_EXERCISE AIM:_
Word for word, repeat all of the entries below.

* * * *

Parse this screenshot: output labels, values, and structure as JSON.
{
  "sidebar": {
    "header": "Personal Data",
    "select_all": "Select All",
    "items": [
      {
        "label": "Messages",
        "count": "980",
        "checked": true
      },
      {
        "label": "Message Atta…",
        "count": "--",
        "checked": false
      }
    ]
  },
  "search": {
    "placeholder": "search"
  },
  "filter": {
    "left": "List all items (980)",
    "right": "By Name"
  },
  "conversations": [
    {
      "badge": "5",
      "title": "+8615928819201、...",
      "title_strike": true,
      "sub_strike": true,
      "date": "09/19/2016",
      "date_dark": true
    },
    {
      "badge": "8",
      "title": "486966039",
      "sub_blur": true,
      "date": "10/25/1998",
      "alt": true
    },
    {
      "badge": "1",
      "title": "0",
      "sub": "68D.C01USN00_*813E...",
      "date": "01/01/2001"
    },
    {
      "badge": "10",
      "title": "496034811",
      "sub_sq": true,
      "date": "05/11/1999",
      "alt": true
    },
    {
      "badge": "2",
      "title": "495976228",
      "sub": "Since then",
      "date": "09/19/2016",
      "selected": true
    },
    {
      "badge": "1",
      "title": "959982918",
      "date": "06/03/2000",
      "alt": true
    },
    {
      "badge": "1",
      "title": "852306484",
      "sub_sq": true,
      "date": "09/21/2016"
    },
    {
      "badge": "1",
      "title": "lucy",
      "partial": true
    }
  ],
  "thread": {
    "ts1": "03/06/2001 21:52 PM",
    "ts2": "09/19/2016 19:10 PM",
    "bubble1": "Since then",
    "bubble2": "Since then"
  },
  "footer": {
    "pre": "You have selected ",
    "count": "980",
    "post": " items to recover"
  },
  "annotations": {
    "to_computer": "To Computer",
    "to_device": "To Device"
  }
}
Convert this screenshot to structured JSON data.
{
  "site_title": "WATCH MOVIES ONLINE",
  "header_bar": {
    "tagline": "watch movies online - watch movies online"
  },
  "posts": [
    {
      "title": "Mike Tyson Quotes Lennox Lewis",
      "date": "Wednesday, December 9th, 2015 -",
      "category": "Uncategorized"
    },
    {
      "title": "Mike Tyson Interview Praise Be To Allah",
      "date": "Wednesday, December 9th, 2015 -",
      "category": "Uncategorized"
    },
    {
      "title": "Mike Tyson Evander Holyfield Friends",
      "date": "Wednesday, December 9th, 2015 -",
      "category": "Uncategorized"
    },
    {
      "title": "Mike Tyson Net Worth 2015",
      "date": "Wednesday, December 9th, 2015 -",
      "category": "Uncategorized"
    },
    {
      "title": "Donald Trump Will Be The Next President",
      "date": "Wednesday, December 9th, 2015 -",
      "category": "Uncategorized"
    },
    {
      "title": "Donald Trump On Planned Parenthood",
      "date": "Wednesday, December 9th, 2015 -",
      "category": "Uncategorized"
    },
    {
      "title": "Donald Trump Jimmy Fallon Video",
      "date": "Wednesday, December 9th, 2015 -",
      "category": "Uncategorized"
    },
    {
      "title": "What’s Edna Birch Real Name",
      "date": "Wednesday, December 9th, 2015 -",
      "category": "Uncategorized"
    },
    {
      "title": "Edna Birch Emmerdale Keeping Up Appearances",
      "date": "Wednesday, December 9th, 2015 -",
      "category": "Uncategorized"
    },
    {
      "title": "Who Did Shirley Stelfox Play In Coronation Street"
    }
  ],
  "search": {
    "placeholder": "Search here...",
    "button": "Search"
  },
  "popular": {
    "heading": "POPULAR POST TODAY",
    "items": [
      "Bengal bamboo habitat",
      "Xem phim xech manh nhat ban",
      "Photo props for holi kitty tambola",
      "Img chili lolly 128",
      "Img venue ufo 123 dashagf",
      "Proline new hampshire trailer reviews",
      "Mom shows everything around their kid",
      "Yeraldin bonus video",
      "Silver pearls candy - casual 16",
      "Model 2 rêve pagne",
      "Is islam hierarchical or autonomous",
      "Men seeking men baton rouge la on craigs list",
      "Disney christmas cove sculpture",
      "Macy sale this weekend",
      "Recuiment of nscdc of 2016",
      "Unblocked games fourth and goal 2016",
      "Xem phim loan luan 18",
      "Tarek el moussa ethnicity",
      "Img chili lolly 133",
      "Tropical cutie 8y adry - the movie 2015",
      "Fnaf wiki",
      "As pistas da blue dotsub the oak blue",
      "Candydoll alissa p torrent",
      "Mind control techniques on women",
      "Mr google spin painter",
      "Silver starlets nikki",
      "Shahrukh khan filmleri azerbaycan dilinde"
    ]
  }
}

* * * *

_TASK OUTPUT:_
Parse this screenshot: output labels, values, and structure as JSON.
{
  "sidebar": {
    "header": "Personal Data",
    "select_all": "Select All",
    "items": [
      {
        "label": "Messages",
        "count": "980",
        "checked": true
      },
      {
        "label": "Message Atta…",
        "count": "--",
        "checked": false
      }
    ]
  },
  "search": {
    "placeholder": "search"
  },
  "filter": {
    "left": "List all items (980)",
    "right": "By Name"
  },
  "conversations": [
    {
      "badge": "5",
      "title": "+8615928819201、...",
      "title_strike": true,
      "sub_strike": true,
      "date": "09/19/2016",
      "date_dark": true
    },
    {
      "badge": "8",
      "title": "486966039",
      "sub_blur": true,
      "date": "10/25/1998",
      "alt": true
    },
    {
      "badge": "1",
      "title": "0",
      "sub": "68D.C01USN00_*813E...",
      "date": "01/01/2001"
    },
    {
      "badge": "10",
      "title": "496034811",
      "sub_sq": true,
      "date": "05/11/1999",
      "alt": true
    },
    {
      "badge": "2",
      "title": "495976228",
      "sub": "Since then",
      "date": "09/19/2016",
      "selected": true
    },
    {
      "badge": "1",
      "title": "959982918",
      "date": "06/03/2000",
      "alt": true
    },
    {
      "badge": "1",
      "title": "852306484",
      "sub_sq": true,
      "date": "09/21/2016"
    },
    {
      "badge": "1",
      "title": "lucy",
      "partial": true
    }
  ],
  "thread": {
    "ts1": "03/06/2001 21:52 PM",
    "ts2": "09/19/2016 19:10 PM",
    "bubble1": "Since then",
    "bubble2": "Since then"
  },
  "footer": {
    "pre": "You have selected ",
    "count": "980",
    "post": " items to recover"
  },
  "annotations": {
    "to_computer": "To Computer",
    "to_device": "To Device"
  }
}
Convert this screenshot to structured JSON data.
{
  "site_title": "WATCH MOVIES ONLINE",
  "header_bar": {
    "tagline": "watch movies online - watch movies online"
  },
  "posts": [
    {
      "title": "Mike Tyson Quotes Lennox Lewis",
      "date": "Wednesday, December 9th, 2015 -",
      "category": "Uncategorized"
    },
    {
      "title": "Mike Tyson Interview Praise Be To Allah",
      "date": "Wednesday, December 9th, 2015 -",
      "category": "Uncategorized"
    },
    {
      "title": "Mike Tyson Evander Holyfield Friends",
      "date": "Wednesday, December 9th, 2015 -",
      "category": "Uncategorized"
    },
    {
      "title": "Mike Tyson Net Worth 2015",
      "date": "Wednesday, December 9th, 2015 -",
      "category": "Uncategorized"
    },
    {
      "title": "Donald Trump Will Be The Next President",
      "date": "Wednesday, December 9th, 2015 -",
      "category": "Uncategorized"
    },
    {
      "title": "Donald Trump On Planned Parenthood",
      "date": "Wednesday, December 9th, 2015 -",
      "category": "Uncategorized"
    },
    {
      "title": "Donald Trump Jimmy Fallon Video",
      "date": "Wednesday, December 9th, 2015 -",
      "category": "Uncategorized"
    },
    {
      "title": "What’s Edna Birch Real Name",
      "date": "Wednesday, December 9th, 2015 -",
      "category": "Uncategorized"
    },
    {
      "title": "Edna Birch Emmerdale Keeping Up Appearances",
      "date": "Wednesday, December 9th, 2015 -",
      "category": "Uncategorized"
    },
    {
      "title": "Who Did Shirley Stelfox Play In Coronation Street"
    }
  ],
  "search": {
    "placeholder": "Search here...",
    "button": "Search"
  },
  "popular": {
    "heading": "POPULAR POST TODAY",
    "items": [
      "Bengal bamboo habitat",
      "Xem phim xech manh nhat ban",
      "Photo props for holi kitty tambola",
      "Img chili lolly 128",
      "Img venue ufo 123 dashagf",
      "Proline new hampshire trailer reviews",
      "Mom shows everything around their kid",
      "Yeraldin bonus video",
      "Silver pearls candy - casual 16",
      "Model 2 rêve pagne",
      "Is islam hierarchical or autonomous",
      "Men seeking men baton rouge la on craigs list",
      "Disney christmas cove sculpture",
      "Macy sale this weekend",
      "Recuiment of nscdc of 2016",
      "Unblocked games fourth and goal 2016",
      "Xem phim loan luan 18",
      "Tarek el moussa ethnicity",
      "Img chili lolly 133",
      "Tropical cutie 8y adry - the movie 2015",
      "Fnaf wiki",
      "As pistas da blue dotsub the oak blue",
      "Candydoll alissa p torrent",
      "Mind control techniques on women",
      "Mr google spin painter",
      "Silver starlets nikki",
      "Shahrukh khan filmleri azerbaycan dilinde"
    ]
  }
}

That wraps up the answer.